BP’s catastrophic rig explosion resulting in tons of crude oil seeping into the Gulf Coast April 20 may have not been introduced into Galveston’s waters just yet, but the seafood industry and Houston restaurants are most certainly feeling the aftermath of the worst spill in U.S. history.
Local restaurant owners are facing problems with supply and demand, rising prices of underwater delicacies, public perception of the quality of food and shortages.
On May 13, Pappas Restaurants Incorporated decided to sue BP, Transocean and Halliburton companies as a result for their inconveniences faced. In an article from ABC13 News, Pappas Restaurants said, “the companies’ reckless negligence caused the spill, and that because of the oil and fishing ban, [their] restaurants will have to significantly raise prices and in the process will lose customers.”
In response to the large area of ocean and seafood off limits in the Gulf waters, prices of items like oysters, crabmeat and most notably, shrimp, have gone up 30 to 35 percent in cost for restaurant owners looking to supply their formerly abundant menu items.

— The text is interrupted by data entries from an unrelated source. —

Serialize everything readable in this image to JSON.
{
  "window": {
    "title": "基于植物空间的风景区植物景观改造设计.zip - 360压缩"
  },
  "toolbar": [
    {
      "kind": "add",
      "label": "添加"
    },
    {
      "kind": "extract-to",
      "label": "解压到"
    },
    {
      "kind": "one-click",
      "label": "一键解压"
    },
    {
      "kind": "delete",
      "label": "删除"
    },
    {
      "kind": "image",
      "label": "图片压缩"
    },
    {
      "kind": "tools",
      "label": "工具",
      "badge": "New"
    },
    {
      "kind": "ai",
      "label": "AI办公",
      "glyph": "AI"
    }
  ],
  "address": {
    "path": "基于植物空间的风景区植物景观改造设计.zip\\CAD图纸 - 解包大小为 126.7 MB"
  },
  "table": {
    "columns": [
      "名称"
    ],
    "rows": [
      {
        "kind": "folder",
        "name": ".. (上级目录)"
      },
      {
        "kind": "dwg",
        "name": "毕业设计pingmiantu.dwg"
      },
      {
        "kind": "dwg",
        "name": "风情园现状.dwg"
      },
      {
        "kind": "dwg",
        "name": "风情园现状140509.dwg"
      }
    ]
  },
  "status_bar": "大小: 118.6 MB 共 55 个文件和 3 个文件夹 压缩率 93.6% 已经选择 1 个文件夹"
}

In an article by Laura Elder with The Daily News, Charley DiBella, owner of DiBella’s Italian Restaurant was quoted that he “was paying about $5.80 for a pound of shrimp [before the oil spill]. Since the disaster, prices have shot up to $9 a pound for large shrimp.”
Since the price of seafood is soaring, buyers now purchase in bulk a month in advance, hoping to stockpile before prices rise further. As a result of buying in bulk, particularly with larger shrimp, supplies are diminishing and restaurant owners are worried they will soon be spending the same, if not more money, for smaller and lesser quality shrimp.
In Cathy Matusow’s blog for The Houston Press, Louisiana Food’s seafood supplier Jim Gossen is quoted on the predicament with supply and demand. "A customer buying 500 pounds of shrimp a week may want 2,000 pounds," Gossen says. "We've decided as a company to protect the customers that we have, provide them with the same amount they've been buying weekly, and not take on any new customers or let one customer buy everything."
Another concern for restaurant owners is Houstonians’ perception on the quality of the seafood they’re eating at local restaurants. When seeing a seafood menu that reads, “fresh from the Gulf,” it’s only natural to wonder. In reality, though, Houston seafood is safe to eat for now, because the oil has not reached our waters. Houstonians are currently able to indulge in their desired underwater favorites; they will just have to spend more lavishly for it.
Sarah Rufca quoted Bill Floyd, co-owner of Reef, in her Culture Map Houston article responding to the public’s apprehension. “Everyone's concerned, 'Is there oil in my shrimp?' but the reality is that fresh shrimp is really rare. Most shrimp that you eat today was caught three months ago and frozen. So we'll have to see the extent that this plays out with supply and demand over the summer.”
Shrimping season is supposed to resume sometime in July, but some are unsure about this year’s status. “If they don't have a shrimping season at all in the Gulf, that wipes out about one-third of the supply. But it also means that the shrimp beds can retrench and will be even more plentiful next year,” said Floyd.
Although countless efforts are being made to ensure stopping the spread of more oil through our waters, some predict BP’s spill could unfortunately affect the seafood industry for years to come. Hopefully this prediction will not become a reality, but in the meantime, Houstonians should definitely take advantage of restaurants producing safe seafood cuisines before the situation changes.
Photos: avlxyz, www.WorthTheWhisk.com and InAweofGod'sCreation's/Flickr